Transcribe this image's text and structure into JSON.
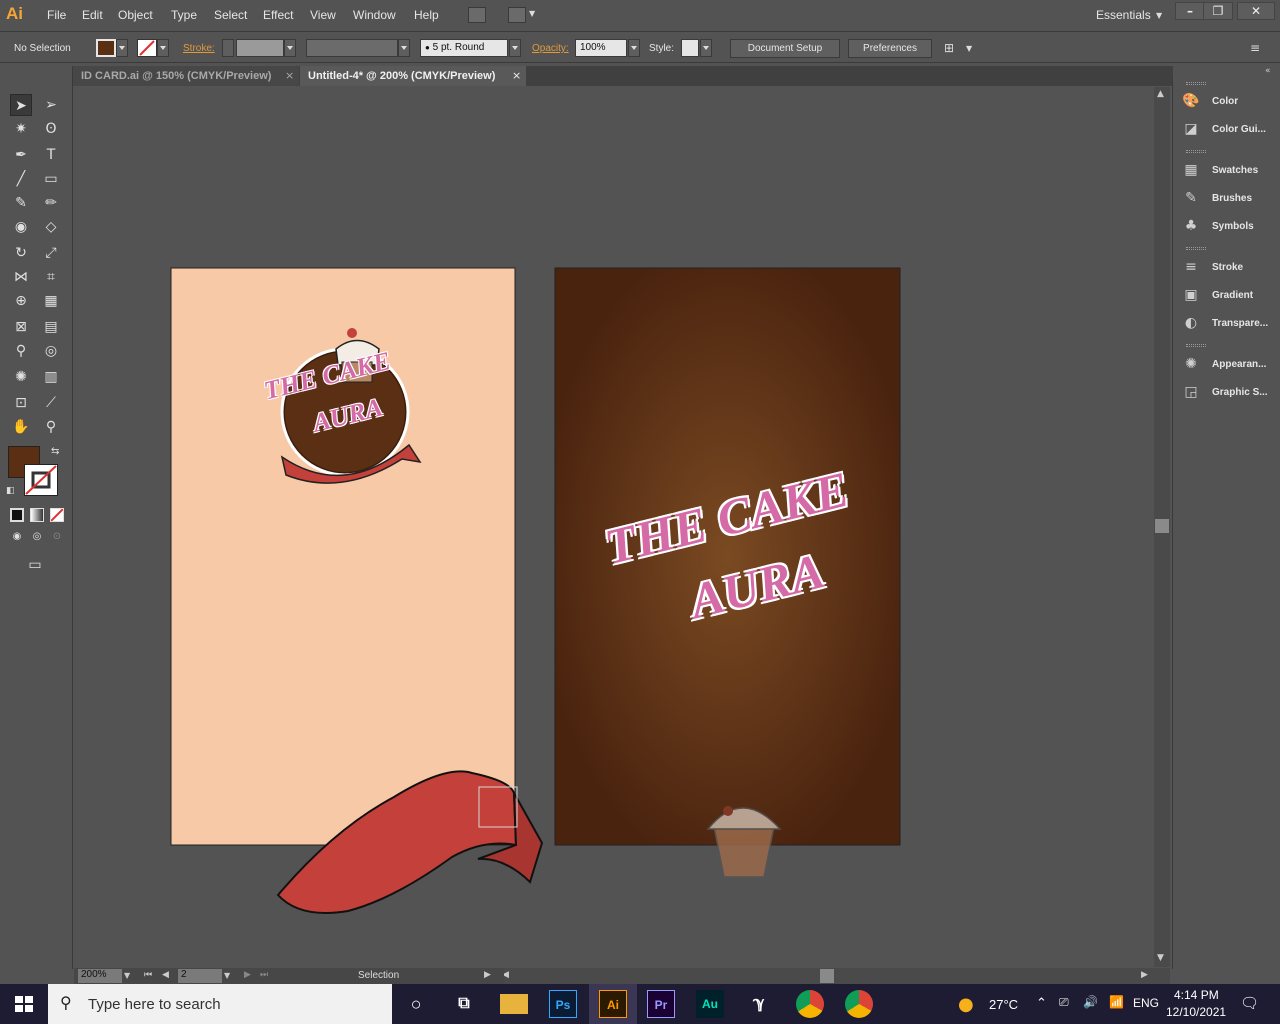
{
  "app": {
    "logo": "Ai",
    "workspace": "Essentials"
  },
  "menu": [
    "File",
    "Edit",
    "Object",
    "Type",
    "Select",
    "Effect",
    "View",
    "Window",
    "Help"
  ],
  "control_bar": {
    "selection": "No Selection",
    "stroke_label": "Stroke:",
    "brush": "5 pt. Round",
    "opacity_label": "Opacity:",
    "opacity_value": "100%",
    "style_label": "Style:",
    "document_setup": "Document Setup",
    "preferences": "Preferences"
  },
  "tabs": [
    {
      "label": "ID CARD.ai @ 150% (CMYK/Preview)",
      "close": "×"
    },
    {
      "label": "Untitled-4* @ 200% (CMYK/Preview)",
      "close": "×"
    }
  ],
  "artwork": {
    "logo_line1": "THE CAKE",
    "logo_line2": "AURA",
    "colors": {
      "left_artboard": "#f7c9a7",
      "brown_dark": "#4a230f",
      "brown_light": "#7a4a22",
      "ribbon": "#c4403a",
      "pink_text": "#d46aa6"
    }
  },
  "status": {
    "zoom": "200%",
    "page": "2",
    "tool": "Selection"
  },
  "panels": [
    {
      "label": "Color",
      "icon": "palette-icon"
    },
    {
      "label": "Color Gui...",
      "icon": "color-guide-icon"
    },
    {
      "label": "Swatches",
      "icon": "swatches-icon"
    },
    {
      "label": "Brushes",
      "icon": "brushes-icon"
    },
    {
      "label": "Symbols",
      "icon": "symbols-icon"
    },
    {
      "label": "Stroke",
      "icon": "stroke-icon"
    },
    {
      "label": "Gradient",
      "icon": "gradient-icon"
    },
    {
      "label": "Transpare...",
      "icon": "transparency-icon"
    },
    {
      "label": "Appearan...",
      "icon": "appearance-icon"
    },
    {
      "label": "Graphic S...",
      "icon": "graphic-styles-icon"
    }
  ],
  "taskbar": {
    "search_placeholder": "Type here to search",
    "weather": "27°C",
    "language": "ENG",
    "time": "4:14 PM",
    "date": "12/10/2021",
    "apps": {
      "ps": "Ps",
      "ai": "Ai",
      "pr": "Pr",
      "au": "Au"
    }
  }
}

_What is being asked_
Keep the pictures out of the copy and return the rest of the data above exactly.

_Written answer_
Transcribe this image's text and structure into JSON.
{
  "app": {
    "logo": "Ai",
    "workspace": "Essentials"
  },
  "menu": [
    "File",
    "Edit",
    "Object",
    "Type",
    "Select",
    "Effect",
    "View",
    "Window",
    "Help"
  ],
  "control_bar": {
    "selection": "No Selection",
    "stroke_label": "Stroke:",
    "brush": "5 pt. Round",
    "opacity_label": "Opacity:",
    "opacity_value": "100%",
    "style_label": "Style:",
    "document_setup": "Document Setup",
    "preferences": "Preferences"
  },
  "tabs": [
    {
      "label": "ID CARD.ai @ 150% (CMYK/Preview)",
      "close": "×"
    },
    {
      "label": "Untitled-4* @ 200% (CMYK/Preview)",
      "close": "×"
    }
  ],
  "artwork": {
    "logo_line1": "THE CAKE",
    "logo_line2": "AURA",
    "colors": {
      "left_artboard": "#f7c9a7",
      "brown_dark": "#4a230f",
      "brown_light": "#7a4a22",
      "ribbon": "#c4403a",
      "pink_text": "#d46aa6"
    }
  },
  "status": {
    "zoom": "200%",
    "page": "2",
    "tool": "Selection"
  },
  "panels": [
    {
      "label": "Color",
      "icon": "palette-icon"
    },
    {
      "label": "Color Gui...",
      "icon": "color-guide-icon"
    },
    {
      "label": "Swatches",
      "icon": "swatches-icon"
    },
    {
      "label": "Brushes",
      "icon": "brushes-icon"
    },
    {
      "label": "Symbols",
      "icon": "symbols-icon"
    },
    {
      "label": "Stroke",
      "icon": "stroke-icon"
    },
    {
      "label": "Gradient",
      "icon": "gradient-icon"
    },
    {
      "label": "Transpare...",
      "icon": "transparency-icon"
    },
    {
      "label": "Appearan...",
      "icon": "appearance-icon"
    },
    {
      "label": "Graphic S...",
      "icon": "graphic-styles-icon"
    }
  ],
  "taskbar": {
    "search_placeholder": "Type here to search",
    "weather": "27°C",
    "language": "ENG",
    "time": "4:14 PM",
    "date": "12/10/2021",
    "apps": {
      "ps": "Ps",
      "ai": "Ai",
      "pr": "Pr",
      "au": "Au"
    }
  }
}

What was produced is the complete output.